From personal experience, I can state that this is not the case. I’ve spoken with many “yes” and “no” voters and understand the perspectives presented.

I’ve attended three of the AusCycling Roadshow events: as an observer in Sydney, and as MC in Launceston and Perth.

I’ve invested many hours listening to discussion, reading articles and commentary, and have many thoughts on the topic of AusCycling.

In recent months, I’ve started several lengthy features attempting to explain my feelings on AusCycling but finished none of them.

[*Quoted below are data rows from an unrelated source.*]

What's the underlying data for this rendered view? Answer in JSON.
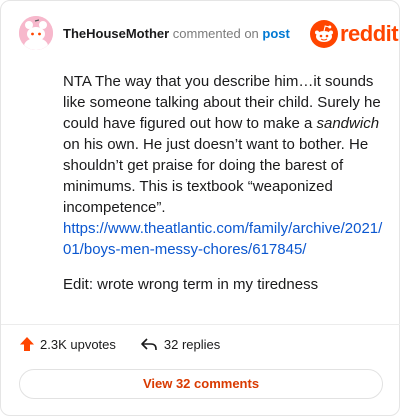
{
  "header": {
    "username": "TheHouseMother",
    "action": "commented on",
    "target": "post",
    "logo_text": "reddit"
  },
  "comment": {
    "text_before": "NTA The way that you describe him…it sounds like someone talking about their child. Surely he could have figured out how to make a ",
    "text_italic": "sandwich",
    "text_after": " on his own. He just doesn’t want to bother. He shouldn’t get praise for doing the barest of minimums. This is textbook “weaponized incompetence”.",
    "link": "https://www.theatlantic.com/family/archive/2021/01/boys-men-messy-chores/617845/",
    "edit": "Edit: wrote wrong term in my tiredness"
  },
  "footer": {
    "upvotes": "2.3K upvotes",
    "replies": "32 replies",
    "view_comments": "View 32 comments"
  },
  "colors": {
    "brand": "#ff4500",
    "link": "#0b57d0",
    "view_button_text": "#d93a00"
  },
  "icons": [
    "avatar-icon",
    "reddit-logo-icon",
    "upvote-arrow-icon",
    "reply-arrow-icon"
  ]
}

To fully summarise everything would require a long article, one that few would read in its entirety – and one that would probably also prompt another flurry of nasty exchanges that, frankly, I don’t need.

Yesterday, however, I was compelled to fire off a series of tweets to provide an overview of how I see AusCycling as we reach the close days of the voting process. (See below.) It is not a comprehensive summary but there are 10 talking points which highlight my feelings on the proposal.

It is something that I’m passionate about because there is a chance to steer cycling in a positive direction.

My hope is that common sense – and even a bit of courtesy – prevail and that we can ride into the future with a sense of unity and a stronger voice for cyclists in our society.


– By Rob Arnold